■ DATA
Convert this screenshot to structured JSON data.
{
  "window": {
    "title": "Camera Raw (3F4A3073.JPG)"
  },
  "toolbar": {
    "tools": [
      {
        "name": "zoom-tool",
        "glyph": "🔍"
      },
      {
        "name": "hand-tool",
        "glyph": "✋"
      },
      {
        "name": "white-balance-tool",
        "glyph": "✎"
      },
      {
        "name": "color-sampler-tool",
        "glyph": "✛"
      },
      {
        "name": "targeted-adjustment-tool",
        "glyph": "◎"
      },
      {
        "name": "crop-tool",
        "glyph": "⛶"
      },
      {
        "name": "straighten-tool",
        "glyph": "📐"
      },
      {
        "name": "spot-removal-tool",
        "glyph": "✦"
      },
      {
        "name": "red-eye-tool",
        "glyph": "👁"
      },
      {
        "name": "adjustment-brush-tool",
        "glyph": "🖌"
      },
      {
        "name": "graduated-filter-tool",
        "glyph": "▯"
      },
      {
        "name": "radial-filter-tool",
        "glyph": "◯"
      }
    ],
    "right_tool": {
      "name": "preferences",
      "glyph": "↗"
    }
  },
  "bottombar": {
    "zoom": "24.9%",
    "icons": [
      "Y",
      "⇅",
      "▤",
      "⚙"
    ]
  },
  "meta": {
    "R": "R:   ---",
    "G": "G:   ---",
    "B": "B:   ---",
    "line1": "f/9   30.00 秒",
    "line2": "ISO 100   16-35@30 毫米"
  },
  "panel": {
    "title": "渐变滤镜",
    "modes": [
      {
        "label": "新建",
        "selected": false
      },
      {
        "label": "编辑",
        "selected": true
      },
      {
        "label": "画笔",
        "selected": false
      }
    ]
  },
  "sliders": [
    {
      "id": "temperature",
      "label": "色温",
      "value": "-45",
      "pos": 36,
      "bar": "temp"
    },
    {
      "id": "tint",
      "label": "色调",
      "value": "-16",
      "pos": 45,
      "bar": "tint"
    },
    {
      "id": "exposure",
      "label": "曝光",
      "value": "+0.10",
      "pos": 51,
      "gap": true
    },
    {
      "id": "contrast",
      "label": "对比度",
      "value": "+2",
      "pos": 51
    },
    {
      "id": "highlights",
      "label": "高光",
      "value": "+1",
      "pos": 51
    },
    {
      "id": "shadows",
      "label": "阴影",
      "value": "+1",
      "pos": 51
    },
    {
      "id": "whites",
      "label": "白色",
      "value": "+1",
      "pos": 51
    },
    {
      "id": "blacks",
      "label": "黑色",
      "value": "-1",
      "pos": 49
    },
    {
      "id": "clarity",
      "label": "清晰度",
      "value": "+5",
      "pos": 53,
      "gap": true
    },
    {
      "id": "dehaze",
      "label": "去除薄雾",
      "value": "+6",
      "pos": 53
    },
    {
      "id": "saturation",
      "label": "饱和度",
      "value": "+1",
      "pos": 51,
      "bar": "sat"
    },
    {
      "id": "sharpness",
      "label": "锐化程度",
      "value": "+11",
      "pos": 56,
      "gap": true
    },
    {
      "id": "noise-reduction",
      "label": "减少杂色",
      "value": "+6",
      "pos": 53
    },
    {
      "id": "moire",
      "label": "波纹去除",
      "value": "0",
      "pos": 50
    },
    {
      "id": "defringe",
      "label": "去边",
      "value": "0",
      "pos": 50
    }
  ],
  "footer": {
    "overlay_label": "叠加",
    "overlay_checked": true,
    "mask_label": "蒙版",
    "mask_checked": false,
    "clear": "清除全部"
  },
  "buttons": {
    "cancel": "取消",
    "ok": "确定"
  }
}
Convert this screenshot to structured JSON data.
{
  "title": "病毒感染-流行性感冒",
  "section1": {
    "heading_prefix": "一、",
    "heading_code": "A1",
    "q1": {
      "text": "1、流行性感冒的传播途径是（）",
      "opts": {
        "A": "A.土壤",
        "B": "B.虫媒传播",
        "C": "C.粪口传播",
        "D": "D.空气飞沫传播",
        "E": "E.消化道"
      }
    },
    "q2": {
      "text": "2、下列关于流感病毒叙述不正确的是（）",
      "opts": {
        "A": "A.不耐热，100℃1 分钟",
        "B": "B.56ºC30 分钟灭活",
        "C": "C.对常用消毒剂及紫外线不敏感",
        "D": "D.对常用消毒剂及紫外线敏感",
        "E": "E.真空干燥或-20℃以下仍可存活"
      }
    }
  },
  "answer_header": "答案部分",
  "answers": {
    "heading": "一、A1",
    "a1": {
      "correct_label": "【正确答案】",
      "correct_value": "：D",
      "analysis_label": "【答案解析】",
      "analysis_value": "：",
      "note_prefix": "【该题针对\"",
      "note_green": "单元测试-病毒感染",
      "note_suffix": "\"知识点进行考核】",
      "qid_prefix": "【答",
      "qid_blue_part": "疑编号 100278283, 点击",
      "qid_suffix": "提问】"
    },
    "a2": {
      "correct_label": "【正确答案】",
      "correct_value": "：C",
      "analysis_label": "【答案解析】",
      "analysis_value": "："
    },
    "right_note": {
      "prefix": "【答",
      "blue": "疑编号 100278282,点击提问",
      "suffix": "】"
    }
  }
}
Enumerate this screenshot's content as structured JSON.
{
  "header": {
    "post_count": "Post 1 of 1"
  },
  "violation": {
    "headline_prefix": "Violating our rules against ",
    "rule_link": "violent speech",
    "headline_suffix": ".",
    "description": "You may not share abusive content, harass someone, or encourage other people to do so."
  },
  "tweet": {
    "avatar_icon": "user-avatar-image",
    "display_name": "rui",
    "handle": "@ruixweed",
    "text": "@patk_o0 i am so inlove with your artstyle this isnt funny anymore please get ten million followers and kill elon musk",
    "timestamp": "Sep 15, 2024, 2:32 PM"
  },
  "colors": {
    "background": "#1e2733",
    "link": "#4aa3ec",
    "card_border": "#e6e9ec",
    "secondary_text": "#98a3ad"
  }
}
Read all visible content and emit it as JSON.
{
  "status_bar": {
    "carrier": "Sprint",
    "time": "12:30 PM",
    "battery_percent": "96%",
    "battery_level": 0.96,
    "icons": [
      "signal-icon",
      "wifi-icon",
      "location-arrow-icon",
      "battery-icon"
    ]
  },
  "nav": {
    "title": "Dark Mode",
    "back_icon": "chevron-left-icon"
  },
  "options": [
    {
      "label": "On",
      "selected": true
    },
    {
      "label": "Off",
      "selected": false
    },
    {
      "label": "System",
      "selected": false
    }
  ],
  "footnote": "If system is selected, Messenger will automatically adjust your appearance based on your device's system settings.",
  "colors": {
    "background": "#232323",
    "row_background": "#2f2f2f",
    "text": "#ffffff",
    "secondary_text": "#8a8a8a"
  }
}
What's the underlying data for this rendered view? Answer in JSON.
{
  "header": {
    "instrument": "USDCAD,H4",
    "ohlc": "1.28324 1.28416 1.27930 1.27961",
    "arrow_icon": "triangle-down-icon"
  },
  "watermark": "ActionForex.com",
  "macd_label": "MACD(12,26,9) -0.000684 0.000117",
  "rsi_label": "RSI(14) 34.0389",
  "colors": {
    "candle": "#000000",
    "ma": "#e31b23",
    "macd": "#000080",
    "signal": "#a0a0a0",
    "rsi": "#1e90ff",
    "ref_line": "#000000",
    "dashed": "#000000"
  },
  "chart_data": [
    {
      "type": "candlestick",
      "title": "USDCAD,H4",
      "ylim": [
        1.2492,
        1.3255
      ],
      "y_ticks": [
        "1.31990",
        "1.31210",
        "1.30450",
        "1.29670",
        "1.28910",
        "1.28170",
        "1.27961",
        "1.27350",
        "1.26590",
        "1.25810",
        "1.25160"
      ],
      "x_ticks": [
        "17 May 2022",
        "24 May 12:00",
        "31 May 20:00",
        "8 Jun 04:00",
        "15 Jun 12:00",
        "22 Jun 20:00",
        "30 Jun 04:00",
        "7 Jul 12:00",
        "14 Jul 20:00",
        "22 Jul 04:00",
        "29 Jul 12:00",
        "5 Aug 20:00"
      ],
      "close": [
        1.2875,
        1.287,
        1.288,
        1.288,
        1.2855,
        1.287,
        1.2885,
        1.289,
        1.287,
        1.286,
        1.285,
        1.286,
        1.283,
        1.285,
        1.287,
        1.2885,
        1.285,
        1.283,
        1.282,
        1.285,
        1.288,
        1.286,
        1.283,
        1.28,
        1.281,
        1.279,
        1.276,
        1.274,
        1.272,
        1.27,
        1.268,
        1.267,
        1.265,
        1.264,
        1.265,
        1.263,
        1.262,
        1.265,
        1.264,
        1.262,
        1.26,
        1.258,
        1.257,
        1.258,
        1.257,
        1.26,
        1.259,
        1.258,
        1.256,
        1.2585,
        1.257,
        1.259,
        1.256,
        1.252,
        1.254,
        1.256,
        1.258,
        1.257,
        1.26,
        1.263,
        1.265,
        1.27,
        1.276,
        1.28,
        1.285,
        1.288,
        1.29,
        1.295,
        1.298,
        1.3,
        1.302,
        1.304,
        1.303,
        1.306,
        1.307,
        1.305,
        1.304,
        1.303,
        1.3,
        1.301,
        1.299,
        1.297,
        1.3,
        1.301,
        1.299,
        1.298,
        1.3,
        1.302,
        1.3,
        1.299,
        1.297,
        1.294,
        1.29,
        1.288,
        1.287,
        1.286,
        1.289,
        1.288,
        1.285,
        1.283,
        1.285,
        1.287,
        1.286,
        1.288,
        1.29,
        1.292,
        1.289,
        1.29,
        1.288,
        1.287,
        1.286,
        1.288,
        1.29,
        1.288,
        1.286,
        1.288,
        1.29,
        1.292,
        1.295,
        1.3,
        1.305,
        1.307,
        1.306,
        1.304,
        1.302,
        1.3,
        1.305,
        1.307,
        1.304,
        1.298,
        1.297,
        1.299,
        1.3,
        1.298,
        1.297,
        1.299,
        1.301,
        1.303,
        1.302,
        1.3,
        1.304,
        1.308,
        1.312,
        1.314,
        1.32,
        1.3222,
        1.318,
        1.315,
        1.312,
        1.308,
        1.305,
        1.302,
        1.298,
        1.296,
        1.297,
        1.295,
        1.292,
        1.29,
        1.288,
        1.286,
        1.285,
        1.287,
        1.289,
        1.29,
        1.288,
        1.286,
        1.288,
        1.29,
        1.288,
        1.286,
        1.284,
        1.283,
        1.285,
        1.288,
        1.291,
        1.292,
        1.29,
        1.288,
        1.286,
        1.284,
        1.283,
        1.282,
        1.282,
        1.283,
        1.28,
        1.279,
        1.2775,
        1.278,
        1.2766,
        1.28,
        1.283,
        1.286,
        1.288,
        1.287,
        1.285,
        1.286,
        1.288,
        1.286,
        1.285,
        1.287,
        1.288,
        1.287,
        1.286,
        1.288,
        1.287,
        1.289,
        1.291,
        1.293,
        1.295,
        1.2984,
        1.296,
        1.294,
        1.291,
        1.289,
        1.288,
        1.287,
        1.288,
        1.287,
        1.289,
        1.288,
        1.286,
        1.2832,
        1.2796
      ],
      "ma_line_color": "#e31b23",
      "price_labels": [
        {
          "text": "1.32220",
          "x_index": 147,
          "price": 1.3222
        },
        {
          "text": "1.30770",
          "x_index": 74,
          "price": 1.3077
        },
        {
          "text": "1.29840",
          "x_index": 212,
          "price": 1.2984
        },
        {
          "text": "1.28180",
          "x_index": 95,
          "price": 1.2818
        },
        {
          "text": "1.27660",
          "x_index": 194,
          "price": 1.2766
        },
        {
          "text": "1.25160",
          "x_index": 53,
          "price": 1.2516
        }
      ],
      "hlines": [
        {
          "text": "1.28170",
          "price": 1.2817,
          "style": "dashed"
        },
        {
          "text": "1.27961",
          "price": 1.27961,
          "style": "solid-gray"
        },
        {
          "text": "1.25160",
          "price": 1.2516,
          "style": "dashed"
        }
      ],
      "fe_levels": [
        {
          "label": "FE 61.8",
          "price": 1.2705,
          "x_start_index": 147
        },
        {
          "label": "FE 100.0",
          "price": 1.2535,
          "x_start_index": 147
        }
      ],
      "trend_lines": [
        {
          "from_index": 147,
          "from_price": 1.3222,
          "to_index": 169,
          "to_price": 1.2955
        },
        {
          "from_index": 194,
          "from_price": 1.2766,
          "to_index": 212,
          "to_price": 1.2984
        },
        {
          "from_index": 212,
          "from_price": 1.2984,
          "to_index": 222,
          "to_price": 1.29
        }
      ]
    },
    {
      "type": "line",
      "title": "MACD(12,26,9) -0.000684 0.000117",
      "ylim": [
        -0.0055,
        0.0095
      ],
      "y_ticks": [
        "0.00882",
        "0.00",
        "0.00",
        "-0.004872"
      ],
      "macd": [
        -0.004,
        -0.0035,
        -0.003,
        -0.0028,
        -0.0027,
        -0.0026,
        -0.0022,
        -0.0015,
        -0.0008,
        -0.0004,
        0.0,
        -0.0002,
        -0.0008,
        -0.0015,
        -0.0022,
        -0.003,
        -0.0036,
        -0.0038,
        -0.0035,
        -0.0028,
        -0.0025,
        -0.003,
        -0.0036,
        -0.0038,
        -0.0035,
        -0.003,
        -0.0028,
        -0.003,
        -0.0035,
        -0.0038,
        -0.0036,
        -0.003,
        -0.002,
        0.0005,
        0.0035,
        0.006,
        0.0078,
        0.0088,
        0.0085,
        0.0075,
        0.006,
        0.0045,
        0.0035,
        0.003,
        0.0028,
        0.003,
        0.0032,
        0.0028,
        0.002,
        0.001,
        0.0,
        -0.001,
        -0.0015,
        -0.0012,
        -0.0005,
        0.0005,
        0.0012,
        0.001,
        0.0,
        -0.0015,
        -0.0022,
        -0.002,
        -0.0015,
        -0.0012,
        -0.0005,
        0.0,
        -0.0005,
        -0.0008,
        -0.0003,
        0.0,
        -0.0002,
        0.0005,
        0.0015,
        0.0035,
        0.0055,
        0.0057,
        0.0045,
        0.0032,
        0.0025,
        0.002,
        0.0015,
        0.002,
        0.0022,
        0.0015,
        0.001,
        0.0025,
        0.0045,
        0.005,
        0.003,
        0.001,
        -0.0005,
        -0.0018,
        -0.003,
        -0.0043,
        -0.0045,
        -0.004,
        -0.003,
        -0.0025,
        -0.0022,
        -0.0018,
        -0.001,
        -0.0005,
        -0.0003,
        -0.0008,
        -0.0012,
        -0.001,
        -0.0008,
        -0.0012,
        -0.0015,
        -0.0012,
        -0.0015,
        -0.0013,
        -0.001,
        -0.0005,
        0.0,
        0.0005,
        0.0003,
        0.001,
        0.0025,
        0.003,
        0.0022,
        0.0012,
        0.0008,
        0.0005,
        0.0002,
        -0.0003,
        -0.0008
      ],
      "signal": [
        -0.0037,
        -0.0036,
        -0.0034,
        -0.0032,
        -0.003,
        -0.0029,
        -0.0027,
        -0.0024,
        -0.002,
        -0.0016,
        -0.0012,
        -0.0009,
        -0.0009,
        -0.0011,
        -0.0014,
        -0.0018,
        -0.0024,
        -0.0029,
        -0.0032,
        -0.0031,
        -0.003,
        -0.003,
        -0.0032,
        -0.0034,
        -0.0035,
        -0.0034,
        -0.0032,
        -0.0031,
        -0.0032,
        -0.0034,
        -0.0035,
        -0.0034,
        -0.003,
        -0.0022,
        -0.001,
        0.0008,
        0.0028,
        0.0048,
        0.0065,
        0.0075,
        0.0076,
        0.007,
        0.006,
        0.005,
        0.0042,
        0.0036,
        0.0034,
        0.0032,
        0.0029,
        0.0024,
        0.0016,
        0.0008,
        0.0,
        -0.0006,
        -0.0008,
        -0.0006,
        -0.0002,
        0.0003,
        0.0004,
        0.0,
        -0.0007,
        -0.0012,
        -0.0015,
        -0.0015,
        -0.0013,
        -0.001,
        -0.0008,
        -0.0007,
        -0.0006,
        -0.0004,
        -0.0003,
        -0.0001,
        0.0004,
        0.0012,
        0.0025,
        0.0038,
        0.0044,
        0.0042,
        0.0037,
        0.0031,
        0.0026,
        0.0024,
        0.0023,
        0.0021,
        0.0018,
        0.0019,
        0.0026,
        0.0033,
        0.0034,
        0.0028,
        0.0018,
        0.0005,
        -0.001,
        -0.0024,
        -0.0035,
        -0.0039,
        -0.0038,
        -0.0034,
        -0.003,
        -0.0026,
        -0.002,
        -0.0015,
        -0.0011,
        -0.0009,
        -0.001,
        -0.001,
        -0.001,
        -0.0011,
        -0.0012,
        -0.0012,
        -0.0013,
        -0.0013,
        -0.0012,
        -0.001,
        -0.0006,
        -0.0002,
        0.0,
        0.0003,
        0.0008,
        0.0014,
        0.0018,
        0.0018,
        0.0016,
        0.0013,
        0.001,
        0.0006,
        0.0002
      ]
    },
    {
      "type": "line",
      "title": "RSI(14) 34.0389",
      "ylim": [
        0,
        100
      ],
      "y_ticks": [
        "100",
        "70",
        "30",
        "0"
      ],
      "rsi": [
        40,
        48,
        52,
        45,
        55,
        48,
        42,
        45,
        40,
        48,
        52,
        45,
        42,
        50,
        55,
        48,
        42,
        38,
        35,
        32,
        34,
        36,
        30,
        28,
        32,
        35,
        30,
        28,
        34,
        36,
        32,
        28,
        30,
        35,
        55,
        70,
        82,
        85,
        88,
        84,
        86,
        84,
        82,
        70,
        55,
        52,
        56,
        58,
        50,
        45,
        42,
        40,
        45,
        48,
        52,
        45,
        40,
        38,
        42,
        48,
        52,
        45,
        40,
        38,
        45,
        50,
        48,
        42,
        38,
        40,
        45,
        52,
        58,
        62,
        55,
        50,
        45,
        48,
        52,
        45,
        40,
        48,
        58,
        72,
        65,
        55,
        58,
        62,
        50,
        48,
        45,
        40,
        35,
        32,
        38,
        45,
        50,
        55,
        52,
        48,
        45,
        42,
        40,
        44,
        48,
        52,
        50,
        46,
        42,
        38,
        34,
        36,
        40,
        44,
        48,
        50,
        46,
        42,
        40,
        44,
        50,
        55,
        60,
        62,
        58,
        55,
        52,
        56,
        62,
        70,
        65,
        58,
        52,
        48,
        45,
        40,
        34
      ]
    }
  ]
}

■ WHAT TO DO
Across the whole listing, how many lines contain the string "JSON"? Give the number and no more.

■ SOLUTION TO THIS TASK
5